You could be a smart QB with a rocket arm who throws for 4000 yards and 40 TDs over the course of a season, but if you alternate between games of 350 yards/3 TDs and 150 yards/0 TDs, you’re likely not taking your team to the Super Bowl.

A TV show can be entertaining and deliver great ratings in a season, but if the show can’t replicate that success season after season, it’s going to lose viewers and won’t be on the air for long.

You could be a great marketer and run a great campaign for your product and service but if you’re not continually communicating with your customers and delivering value, you’ll likely lose them to your competitors.

Being good or smart once or twice isn’t enough to win. You have to deliver at a high level, all the time. Consistency is really, really important.

I hope that my blog posts are somewhat interesting and provoke some thoughts, but if I posted more often than once a month, I might have more than 30 readers. I’ll try to be more consistent. 🙂

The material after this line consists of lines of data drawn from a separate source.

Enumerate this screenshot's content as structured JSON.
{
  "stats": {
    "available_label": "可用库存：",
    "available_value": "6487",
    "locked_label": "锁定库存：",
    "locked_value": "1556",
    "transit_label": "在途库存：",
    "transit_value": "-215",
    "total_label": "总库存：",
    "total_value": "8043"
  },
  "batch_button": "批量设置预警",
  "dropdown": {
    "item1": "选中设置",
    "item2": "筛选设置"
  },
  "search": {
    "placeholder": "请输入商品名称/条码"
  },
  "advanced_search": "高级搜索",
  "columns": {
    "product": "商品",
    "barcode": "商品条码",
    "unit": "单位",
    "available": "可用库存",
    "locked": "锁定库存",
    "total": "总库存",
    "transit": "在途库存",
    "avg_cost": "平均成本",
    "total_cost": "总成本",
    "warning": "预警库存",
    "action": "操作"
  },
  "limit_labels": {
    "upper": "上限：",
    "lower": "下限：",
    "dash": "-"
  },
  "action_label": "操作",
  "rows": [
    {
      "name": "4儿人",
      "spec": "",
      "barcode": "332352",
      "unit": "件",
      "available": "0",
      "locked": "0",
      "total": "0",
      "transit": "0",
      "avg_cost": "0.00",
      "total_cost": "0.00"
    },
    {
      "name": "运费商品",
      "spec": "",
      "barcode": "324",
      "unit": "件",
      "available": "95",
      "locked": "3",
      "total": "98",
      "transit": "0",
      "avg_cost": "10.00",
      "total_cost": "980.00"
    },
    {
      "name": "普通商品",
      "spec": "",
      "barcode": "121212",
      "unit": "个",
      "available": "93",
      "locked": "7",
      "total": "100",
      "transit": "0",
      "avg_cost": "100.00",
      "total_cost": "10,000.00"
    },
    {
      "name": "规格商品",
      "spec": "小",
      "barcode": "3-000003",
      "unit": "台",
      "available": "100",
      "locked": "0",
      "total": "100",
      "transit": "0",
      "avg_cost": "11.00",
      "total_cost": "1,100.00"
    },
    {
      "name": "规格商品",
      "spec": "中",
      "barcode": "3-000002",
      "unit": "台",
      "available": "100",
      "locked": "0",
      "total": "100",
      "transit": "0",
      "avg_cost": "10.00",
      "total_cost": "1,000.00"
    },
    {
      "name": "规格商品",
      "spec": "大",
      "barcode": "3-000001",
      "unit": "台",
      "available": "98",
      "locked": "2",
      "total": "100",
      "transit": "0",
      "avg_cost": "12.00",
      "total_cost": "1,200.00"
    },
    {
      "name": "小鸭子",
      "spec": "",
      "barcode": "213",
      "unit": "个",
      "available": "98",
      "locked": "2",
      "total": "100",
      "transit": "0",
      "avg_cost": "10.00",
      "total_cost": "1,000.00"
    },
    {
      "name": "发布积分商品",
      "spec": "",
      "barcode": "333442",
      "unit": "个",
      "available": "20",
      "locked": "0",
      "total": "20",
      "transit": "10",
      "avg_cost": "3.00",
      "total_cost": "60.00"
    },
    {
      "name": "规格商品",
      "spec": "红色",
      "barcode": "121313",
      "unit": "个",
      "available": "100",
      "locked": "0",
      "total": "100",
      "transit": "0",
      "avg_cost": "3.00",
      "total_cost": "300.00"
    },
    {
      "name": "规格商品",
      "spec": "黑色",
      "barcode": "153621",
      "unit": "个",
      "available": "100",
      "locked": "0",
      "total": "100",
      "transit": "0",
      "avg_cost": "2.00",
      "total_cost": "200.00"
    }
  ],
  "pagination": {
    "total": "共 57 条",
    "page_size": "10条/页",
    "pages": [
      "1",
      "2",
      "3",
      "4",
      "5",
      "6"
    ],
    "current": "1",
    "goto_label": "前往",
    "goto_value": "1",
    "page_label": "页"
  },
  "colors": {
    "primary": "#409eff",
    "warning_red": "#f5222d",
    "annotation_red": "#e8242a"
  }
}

Comments
Harvey Specter
Posted at 7:51 pm July 8, 2011
phish b.
Reply
Author

Good points. One must also consider their level of readiness. If you have that one idea or a young phenom shows a little in a few AAA plate appearances, you have to have the courage to be patient if there is any doubt about the ability to be consistent. There is some kind of correlation between consistency and maturity. I’ll let the smart folks out there tell me the precise formula.
Keep up the good posts Chan.

    Harvey Specter
    Posted at 1:21 am July 10, 2011
    mikewchan
    Reply
    Author

    True but you can expect that person to be consistent at a few things, like taking pitches or running bases well, as other aspects of his game progress over time.

Leave a Reply

You may use these HTML tags and attributes: <a href="" title=""> <abbr title=""> <acronym title=""> <b> <blockquote cite=""> <cite> <code> <del datetime=""> <em> <i> <q cite=""> <s> <strike> <strong>

This site uses Akismet to reduce spam. Learn how your comment data is processed.